Even more crypto slang terms

  • DYOR – Do your own research. 

  • Exit scam – Creators who put their cryptos on an ICO and disappear with the money they’ve raised from investors.

  • Flippening – Bitcoin and Ether are the two currencies that spread the idea of crypto to the world. If ETH overtakes BTC in value, that moment in history will be referred to as ‘The Flippening’.

  • FOMO – Fear of missing out. Chasing pumps leads to dumps (check Pump and dump below)

  • Fork/Forking – The split of a blockchain, reminiscent of a fork. It’s an indication of change in protocol.

  • FUD – Fear, uncertainty, doubt. Disinformation strategies meant to confuse competitors and consumers. 

  • HODL – Hold on for dear life, or just a mistyped ‘hold’. It is used to instill patience in traders who would be best to wait it out through the valleys formed when prices dip, instead of just panicking and selling.

  • Lambo – Lamborghinis are most commonly bought by rich people. When you get rich by trading crypto, you become a lambo. 

  • Moon/Mooning – Crypto prices’ upward momentum, skyrocketing to astronomical levels.

  • Moonboy – Traders who are bullish and preach how they can accurately predict prices will change.

  • No coiner – A derogatory term used for people who are cynical about cryptocurrency or just people who do not own any.

  • Noob/Newb – Used in multiplayer games to represent those who are inexperienced/new.. Being a newb is a phase for some and a state for others. 

  • POS – Proof of stake. A way to validate transactions, or in other words, to mine coins. Blocks are chosen by the stake, wealth they carry. More energy-efficient than POW. 

  • POW – Proof of work. Another way to verify transactions. It performs complex calculations that prevent network attacks and fake requests in large quantities. More power-consuming than POS. 

Honorable mentions

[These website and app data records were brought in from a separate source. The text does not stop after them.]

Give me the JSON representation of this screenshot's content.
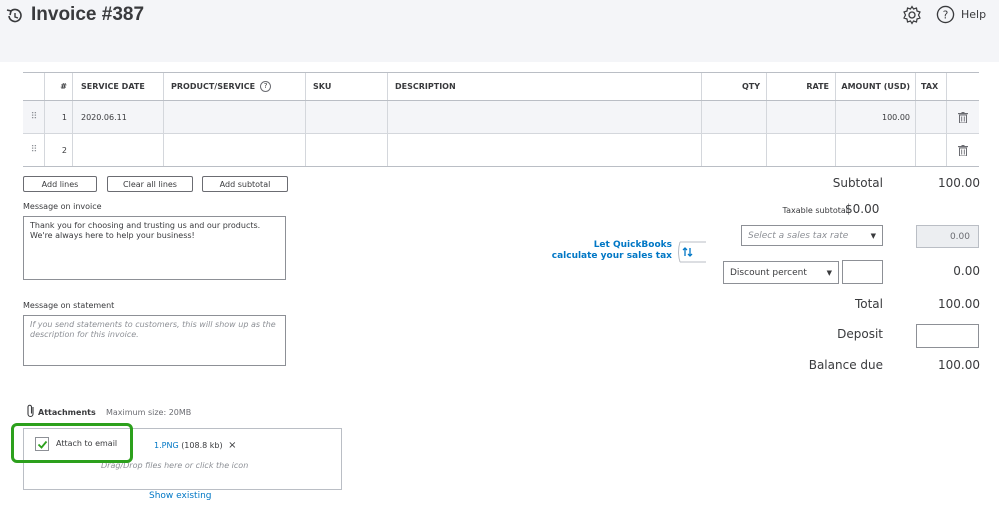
{
  "header": {
    "title": "Invoice #387",
    "help_label": "Help"
  },
  "table": {
    "columns": [
      "#",
      "SERVICE DATE",
      "PRODUCT/SERVICE",
      "SKU",
      "DESCRIPTION",
      "QTY",
      "RATE",
      "AMOUNT (USD)",
      "TAX"
    ],
    "rows": [
      {
        "num": "1",
        "service_date": "2020.06.11",
        "product": "",
        "sku": "",
        "description": "",
        "qty": "",
        "rate": "",
        "amount": "100.00",
        "tax": ""
      },
      {
        "num": "2",
        "service_date": "",
        "product": "",
        "sku": "",
        "description": "",
        "qty": "",
        "rate": "",
        "amount": "",
        "tax": ""
      }
    ]
  },
  "buttons": {
    "add_lines": "Add lines",
    "clear_all_lines": "Clear all lines",
    "add_subtotal": "Add subtotal"
  },
  "message_invoice": {
    "label": "Message on invoice",
    "value": "Thank you for choosing and trusting us and our products. We're always here to help your business!"
  },
  "message_statement": {
    "label": "Message on statement",
    "placeholder": "If you send statements to customers, this will show up as the description for this invoice."
  },
  "tax": {
    "link_line1": "Let QuickBooks",
    "link_line2": "calculate your sales tax",
    "taxable_subtotal_label": "Taxable subtotal",
    "taxable_subtotal_value": "$0.00",
    "rate_placeholder": "Select a sales tax rate",
    "tax_value": "0.00"
  },
  "discount": {
    "selected": "Discount percent",
    "value": "0.00"
  },
  "summary": {
    "subtotal_label": "Subtotal",
    "subtotal_value": "100.00",
    "total_label": "Total",
    "total_value": "100.00",
    "deposit_label": "Deposit",
    "balance_label": "Balance due",
    "balance_value": "100.00"
  },
  "attachments": {
    "label": "Attachments",
    "max_size": "Maximum size: 20MB",
    "attach_label": "Attach to email",
    "file_name": "1.PNG",
    "file_size": "(108.8 kb)",
    "remove": "×",
    "drop_hint": "Drag/Drop files here or click the icon",
    "show_existing": "Show existing"
  },
  "colors": {
    "accent_link": "#0077c5",
    "highlight_green": "#2ca01c",
    "header_bg": "#f4f5f8"
  }
}
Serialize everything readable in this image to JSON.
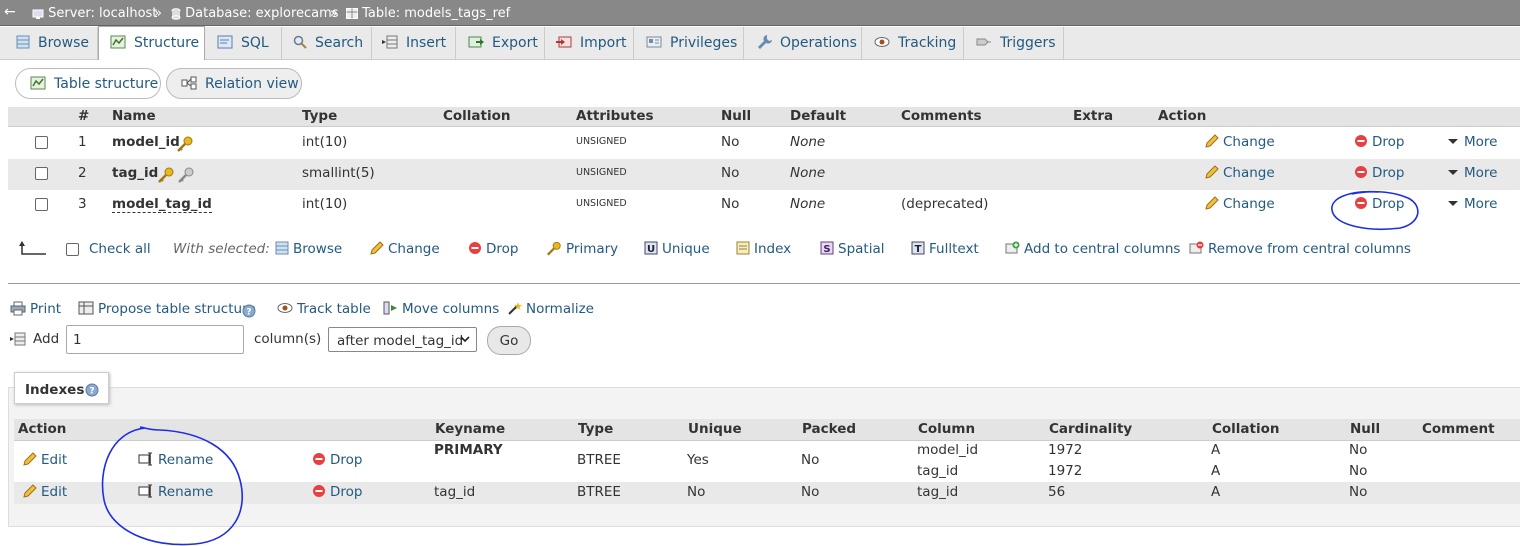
{
  "breadcrumb": {
    "back": "←",
    "server": "Server: localhost",
    "database": "Database: explorecams",
    "table": "Table: models_tags_ref",
    "sep": "»"
  },
  "tabs": [
    {
      "label": "Browse",
      "icon": "browse-icon"
    },
    {
      "label": "Structure",
      "icon": "structure-icon"
    },
    {
      "label": "SQL",
      "icon": "sql-icon"
    },
    {
      "label": "Search",
      "icon": "search-icon"
    },
    {
      "label": "Insert",
      "icon": "insert-icon"
    },
    {
      "label": "Export",
      "icon": "export-icon"
    },
    {
      "label": "Import",
      "icon": "import-icon"
    },
    {
      "label": "Privileges",
      "icon": "privileges-icon"
    },
    {
      "label": "Operations",
      "icon": "wrench-icon"
    },
    {
      "label": "Tracking",
      "icon": "eye-icon"
    },
    {
      "label": "Triggers",
      "icon": "triggers-icon"
    }
  ],
  "subtabs": {
    "table_structure": "Table structure",
    "relation_view": "Relation view"
  },
  "structure": {
    "headers": {
      "num": "#",
      "name": "Name",
      "type": "Type",
      "collation": "Collation",
      "attributes": "Attributes",
      "null": "Null",
      "default": "Default",
      "comments": "Comments",
      "extra": "Extra",
      "action": "Action"
    },
    "rows": [
      {
        "num": "1",
        "name": "model_id",
        "type": "int(10)",
        "attributes": "UNSIGNED",
        "null": "No",
        "default": "None",
        "comments": ""
      },
      {
        "num": "2",
        "name": "tag_id",
        "type": "smallint(5)",
        "attributes": "UNSIGNED",
        "null": "No",
        "default": "None",
        "comments": ""
      },
      {
        "num": "3",
        "name": "model_tag_id",
        "type": "int(10)",
        "attributes": "UNSIGNED",
        "null": "No",
        "default": "None",
        "comments": "(deprecated)"
      }
    ],
    "actions": {
      "change": "Change",
      "drop": "Drop",
      "more": "More"
    }
  },
  "bulk": {
    "check_all": "Check all",
    "with_selected": "With selected:",
    "browse": "Browse",
    "change": "Change",
    "drop": "Drop",
    "primary": "Primary",
    "unique": "Unique",
    "index": "Index",
    "spatial": "Spatial",
    "fulltext": "Fulltext",
    "add_central": "Add to central columns",
    "remove_central": "Remove from central columns"
  },
  "tools": {
    "print": "Print",
    "propose": "Propose table structure",
    "track": "Track table",
    "move": "Move columns",
    "normalize": "Normalize"
  },
  "add_column": {
    "label": "Add",
    "value": "1",
    "suffix": "column(s)",
    "position": "after model_tag_id",
    "go": "Go"
  },
  "indexes": {
    "title": "Indexes",
    "headers": {
      "action": "Action",
      "keyname": "Keyname",
      "type": "Type",
      "unique": "Unique",
      "packed": "Packed",
      "column": "Column",
      "cardinality": "Cardinality",
      "collation": "Collation",
      "null": "Null",
      "comment": "Comment"
    },
    "actions": {
      "edit": "Edit",
      "rename": "Rename",
      "drop": "Drop"
    },
    "rows": [
      {
        "keyname": "PRIMARY",
        "type": "BTREE",
        "unique": "Yes",
        "packed": "No",
        "columns": [
          {
            "column": "model_id",
            "cardinality": "1972",
            "collation": "A",
            "null": "No"
          },
          {
            "column": "tag_id",
            "cardinality": "1972",
            "collation": "A",
            "null": "No"
          }
        ]
      },
      {
        "keyname": "tag_id",
        "type": "BTREE",
        "unique": "No",
        "packed": "No",
        "columns": [
          {
            "column": "tag_id",
            "cardinality": "56",
            "collation": "A",
            "null": "No"
          }
        ]
      }
    ]
  },
  "colors": {
    "link": "#235a81",
    "annotation": "#1f2ee0",
    "drop_red": "#e02020",
    "key_gold": "#d4a017"
  }
}
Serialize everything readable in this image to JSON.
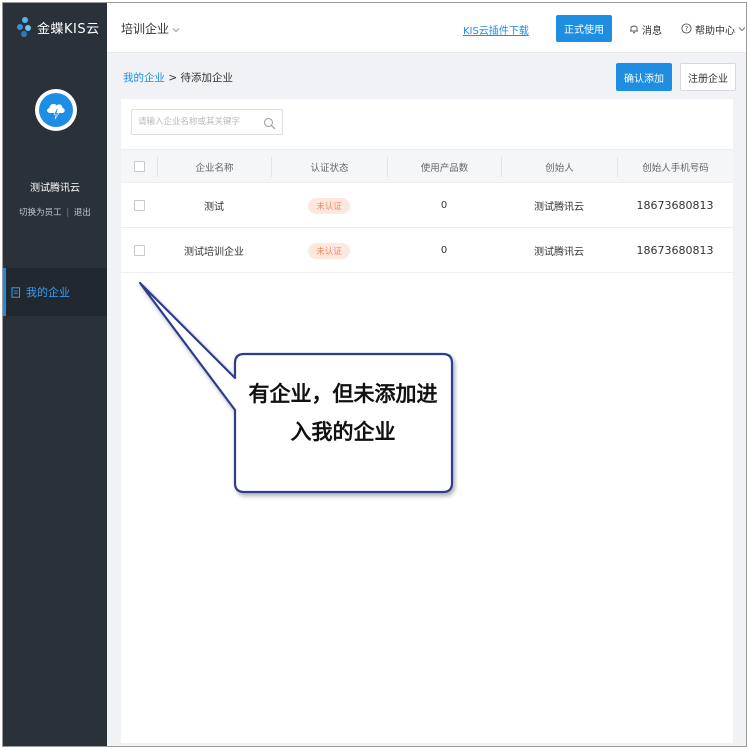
{
  "brand": {
    "name": "金蝶KIS云"
  },
  "user": {
    "name": "测试腾讯云",
    "switch_label": "切换为员工",
    "separator": "|",
    "logout_label": "退出"
  },
  "sidebar": {
    "items": [
      {
        "label": "我的企业",
        "active": true
      }
    ]
  },
  "topbar": {
    "company": "培训企业",
    "plugin_link": "KIS云插件下载",
    "formal_use_button": "正式使用",
    "messages": "消息",
    "help_center": "帮助中心"
  },
  "breadcrumb": {
    "root": "我的企业",
    "separator": ">",
    "current": "待添加企业"
  },
  "actions": {
    "confirm_add": "确认添加",
    "register_company": "注册企业"
  },
  "search": {
    "placeholder": "请输入企业名称或其关键字",
    "value": ""
  },
  "table": {
    "columns": [
      "企业名称",
      "认证状态",
      "使用产品数",
      "创始人",
      "创始人手机号码"
    ],
    "rows": [
      {
        "name": "测试",
        "status": "未认证",
        "products": "0",
        "founder": "测试腾讯云",
        "phone": "18673680813"
      },
      {
        "name": "测试培训企业",
        "status": "未认证",
        "products": "0",
        "founder": "测试腾讯云",
        "phone": "18673680813"
      }
    ]
  },
  "annotation": {
    "line1": "有企业，但未添加进",
    "line2": "入我的企业"
  },
  "colors": {
    "primary": "#1e8ee3",
    "sidebar": "#2b3139",
    "badge_bg": "#fde8df",
    "badge_text": "#f08a5d",
    "callout_border": "#2e3d8f"
  }
}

  • Pump & dump – Another kind of scam. A group of traders begin buying large quantities of a coin to increase its price while it’s still sitting low. When that happens, they all sell causing the price to go down.
  • Rekt – Wrecked. When you lose a lot of money, you’re rekt. Something that often occurs with traders who do not try to manage the risk or simply have no trading strategy.
  • Sats & Wei – Satoshi and Wei Dai, the creators of Bitcoin and Ether(eum) respectively. Sats and Wei are the smallest sub-units of each currency. At this time, that is 0.00000001 BTC and 10^-18, or one quintillionth ETH.
  • Shilling – Those who promote projects they prefer are shilling. They provide advice that is not objective but biased.
  • Shitcoin – A crypto considered a bad investment due to their potential of crashing. It’s also a cryptocurrency that does not provide any real technological innovation.
  • Weak hands/Diamond hands – Traders without full conviction in their strategy have weak hands and sell at a loss while traders who are willing to HODL, similarly to bag holders, plough through the troughs. 
  • WGMI/WAGMI – We’re/We are going to make it. Major good news articulator. 
  • Whale – Cryptocurrency owners with large quantities of it, much more than lambos, who are capable of influencing the market.